In the listing below, how many lines carry the word "this"? Reply with only the number.

Provided entries →
Content starts

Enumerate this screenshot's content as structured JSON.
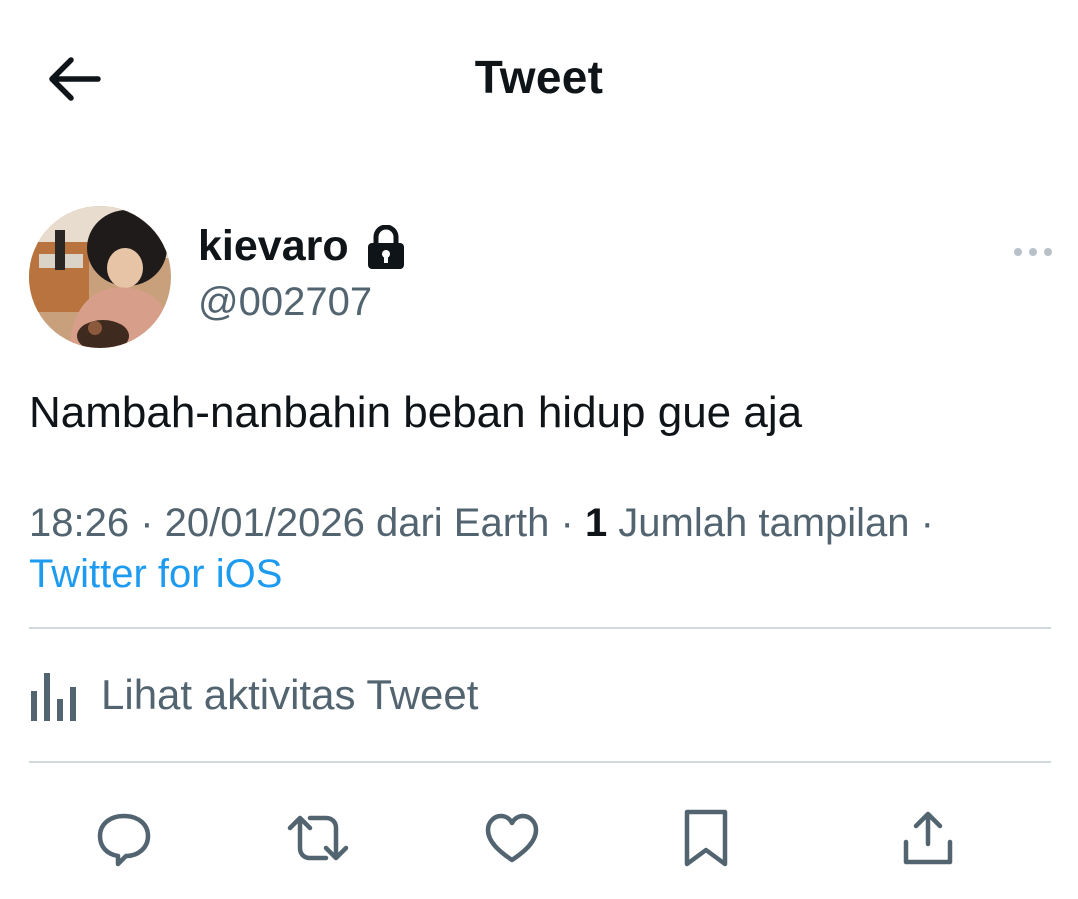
{
  "header": {
    "title": "Tweet",
    "back_icon": "arrow-left-icon"
  },
  "author": {
    "display_name": "kievaro",
    "handle": "@002707",
    "protected_icon": "lock-icon",
    "avatar_icon": "profile-photo"
  },
  "more_icon": "more-horizontal-icon",
  "tweet": {
    "text": "Nambah-nanbahin beban hidup gue aja"
  },
  "meta": {
    "time": "18:26",
    "sep1": " · ",
    "date": "20/01/2026",
    "location": " dari Earth",
    "sep2": " · ",
    "views_count": "1",
    "views_label": " Jumlah tampilan",
    "sep3": " ·",
    "source": "Twitter for iOS"
  },
  "activity": {
    "label": "Lihat aktivitas Tweet",
    "icon": "analytics-bar-icon"
  },
  "actions": [
    {
      "name": "reply",
      "icon": "reply-icon"
    },
    {
      "name": "retweet",
      "icon": "retweet-icon"
    },
    {
      "name": "like",
      "icon": "heart-icon"
    },
    {
      "name": "bookmark",
      "icon": "bookmark-icon"
    },
    {
      "name": "share",
      "icon": "share-icon"
    }
  ],
  "colors": {
    "text_primary": "#0f1419",
    "text_secondary": "#536471",
    "link": "#1d9bf0",
    "divider": "#cfd9de",
    "icon": "#536471"
  }
}
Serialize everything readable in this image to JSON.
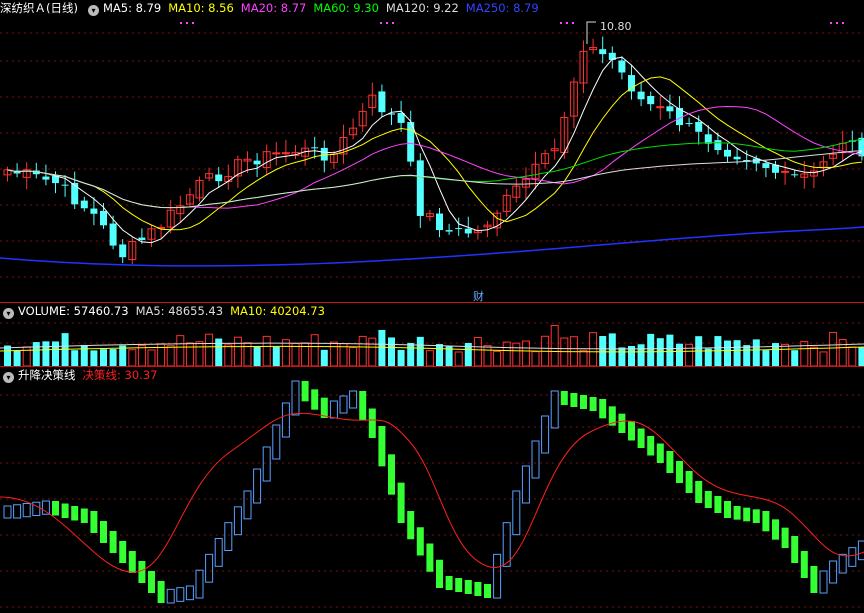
{
  "main_panel": {
    "title": "深纺织Ａ(日线)",
    "indicators": [
      {
        "label": "MA5: 8.79",
        "color": "#ffffff"
      },
      {
        "label": "MA10: 8.56",
        "color": "#ffff00"
      },
      {
        "label": "MA20: 8.77",
        "color": "#ff44ff"
      },
      {
        "label": "MA60: 9.30",
        "color": "#00ff00"
      },
      {
        "label": "MA120: 9.22",
        "color": "#dddddd"
      },
      {
        "label": "MA250: 8.79",
        "color": "#3344ff"
      }
    ],
    "high_label": "10.80",
    "event_label": "财"
  },
  "volume_panel": {
    "indicators": [
      {
        "label": "VOLUME: 57460.73",
        "color": "#ffffff"
      },
      {
        "label": "MA5: 48655.43",
        "color": "#dddddd"
      },
      {
        "label": "MA10: 40204.73",
        "color": "#ffff00"
      }
    ]
  },
  "signal_panel": {
    "name": "升降决策线",
    "line_label": "决策线: 30.37",
    "line_color": "#ff2020"
  },
  "colors": {
    "up": "#ff3232",
    "down": "#54ffff",
    "rise_bar": "#5aa0ff",
    "fall_bar": "#33ff33"
  }
}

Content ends

Written reply →
2